Frosh week chants have drawn the attention of many Canadians these past weeks. Yelling, as part of a group, about non-consensual underage sex somehow seemed okay to the students at east and west coasts universities. In some cases administrations are providing shelter to chanting students – explaining that while inappropriate it is forgivable and mostly harmless. Other administrations are responding swiftly by calling out student leaders who encouraged the sexist and violent messages and packaged them as school spirit.
Yesterday I read a devastating article in Rolling Stone magazine about Audrie Pott, a 15-year old young woman, who, while passed out drunk, was stripped, scribbled on and photographed. The photos were distributed (it’s unknown whether widely or not – but who really cares since the young woman had reason to believe distribution was wide) and it appears as though the experience and corresponding humiliation influenced Audrie’s decision to commit suicide shortly thereafter.
The Rolling Stone article was like a punch in the gut. In some ways, it’s just this week’s story. Last week we read about and grieved Nova Scotia’s Rehtaeh Parsons. The week before that was the young woman of Steubenville, Ohio and before that we mourned Amanda Todd from British Columbia. It wouldn’t take long to amass a lengthy list of young women devastated or dead following sexual images posted to the internet. And it’s so sad, so terrible to me that communities become divided by events of this nature. Even the comment section on The Rolling Stone website overwhelmingly captures a divided larger community. While many are horrified that this girl was a victim, many blame her (‘she was drunk’ ‘she was bipolar’) and consider the surviving young men victims of the young woman’s troubled life.
This isn’t about Frosh week, or about whether someone was drunk or bipolar, it’s about our culture – what makes it what it is, what sustains it. Fundamentally we, as adults and parents, must take some responsibility. WE need to do better. We need to build a culture that promotes respect and safety – whether on campuses, in parent-free houses, in playgrounds or on the internet.

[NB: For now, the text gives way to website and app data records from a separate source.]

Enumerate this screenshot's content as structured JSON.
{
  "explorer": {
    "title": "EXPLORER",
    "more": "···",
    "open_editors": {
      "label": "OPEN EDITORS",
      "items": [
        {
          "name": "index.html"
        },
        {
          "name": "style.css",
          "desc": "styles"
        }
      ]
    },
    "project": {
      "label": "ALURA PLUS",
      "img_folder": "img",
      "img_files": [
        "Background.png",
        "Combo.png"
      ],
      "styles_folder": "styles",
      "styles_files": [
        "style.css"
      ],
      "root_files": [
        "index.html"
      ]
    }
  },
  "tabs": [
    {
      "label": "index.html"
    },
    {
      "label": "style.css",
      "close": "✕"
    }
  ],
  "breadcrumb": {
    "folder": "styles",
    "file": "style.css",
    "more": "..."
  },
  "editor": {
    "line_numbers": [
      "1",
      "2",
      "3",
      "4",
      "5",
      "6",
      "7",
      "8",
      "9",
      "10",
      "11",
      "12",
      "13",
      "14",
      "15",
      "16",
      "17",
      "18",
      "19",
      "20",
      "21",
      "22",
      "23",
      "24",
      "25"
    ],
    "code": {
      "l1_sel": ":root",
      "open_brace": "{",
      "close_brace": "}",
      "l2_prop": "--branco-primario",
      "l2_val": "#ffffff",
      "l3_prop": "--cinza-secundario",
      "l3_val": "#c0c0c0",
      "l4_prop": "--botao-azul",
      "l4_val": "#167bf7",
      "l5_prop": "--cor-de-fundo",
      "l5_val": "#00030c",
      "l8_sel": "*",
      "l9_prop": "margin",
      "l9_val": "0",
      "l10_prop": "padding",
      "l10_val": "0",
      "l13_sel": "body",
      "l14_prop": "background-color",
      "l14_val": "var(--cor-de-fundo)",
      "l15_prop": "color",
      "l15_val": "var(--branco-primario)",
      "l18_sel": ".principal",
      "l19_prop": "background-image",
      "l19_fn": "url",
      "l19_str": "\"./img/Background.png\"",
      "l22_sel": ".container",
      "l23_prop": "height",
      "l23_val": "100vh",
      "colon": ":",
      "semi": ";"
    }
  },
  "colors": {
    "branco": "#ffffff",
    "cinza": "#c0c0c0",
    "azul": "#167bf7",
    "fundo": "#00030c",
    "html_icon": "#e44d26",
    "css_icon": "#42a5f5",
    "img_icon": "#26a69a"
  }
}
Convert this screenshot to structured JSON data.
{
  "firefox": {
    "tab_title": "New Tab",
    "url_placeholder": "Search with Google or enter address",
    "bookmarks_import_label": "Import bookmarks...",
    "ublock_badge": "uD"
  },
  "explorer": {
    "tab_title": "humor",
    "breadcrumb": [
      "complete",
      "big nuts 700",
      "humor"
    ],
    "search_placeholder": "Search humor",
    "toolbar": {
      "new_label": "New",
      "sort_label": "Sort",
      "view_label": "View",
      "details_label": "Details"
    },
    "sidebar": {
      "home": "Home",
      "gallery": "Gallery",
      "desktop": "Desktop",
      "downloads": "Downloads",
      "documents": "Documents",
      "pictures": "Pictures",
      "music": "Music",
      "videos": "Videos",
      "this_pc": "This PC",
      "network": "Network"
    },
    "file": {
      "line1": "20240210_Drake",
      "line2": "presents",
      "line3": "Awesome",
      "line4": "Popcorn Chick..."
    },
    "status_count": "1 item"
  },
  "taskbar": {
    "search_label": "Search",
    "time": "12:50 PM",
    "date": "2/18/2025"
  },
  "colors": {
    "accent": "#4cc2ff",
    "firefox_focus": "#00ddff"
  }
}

In the Rolling Stone article, Laurie Anderson, author of the novel Speak (about a high school rape and its effects on a victim) explained that “when it comes to recording sexual assaults and wanting to show it off, the young men committing them are not seeing them as crimes, they see them as pranks. And there’s no point in pulling a prank unless you share it.”
I’m not a gambler, but I’d bet that the young young men who stripped, scribbled and photographed Audrie Pott considered it a prank, and I’m equally comfortable putting money on the students at St. Mary’s and UBC believing they were just having regular, frosh week fun.
They all could think that way because they hadn’t been taught otherwise. Or at least the messages were not provided often or consistently enough. We can blame mass media all we want, but we can do better.
The lessons need to start early. Not at 14 – that’s when these terrible events begin to happen. The lessons must start much earlier.
Reinforce not only the law but the way laws attempt to legislate societal values of decency.
- People who are drunk can not consent.
- Taking pictures (in any state of undress) of someone under the age of consent is sexual assault.
- Maintaining and sharing those photos is possession and distribution of child pornography.
- Taking pictures (in any state of undress) of a person of any age, without their consent, is sexual assault.
Additionally, as parents we have a unique and ongoing opportunity to share our values with our kids and engage them in conversations about about acting with integrity and walking a mile in another person’s shoes.
More specifically, we can:
- Challenge media representations of consent (think Robin Thicke’s Blurred Lines) and question ideas of empowerment through sexualization (see Miley Cyrus)
- Talk to our kids about group think and how to stand up to thoughtless and out-of-line activity
- Call out their ideas about humour and ‘harmless’ behaviour
- Help them distinguish between public and private and recognize the permanence of everything that is uploaded to the internet
- Reinforce the notion that words have power, that a chant is not ‘divorced from reality’ but in some ways is a reflection of reality, and that our choices, especially when people are vulnerable, can have lifelong impact.
For the love of all that is good (about sex and sexuality), we can do this, can’t we?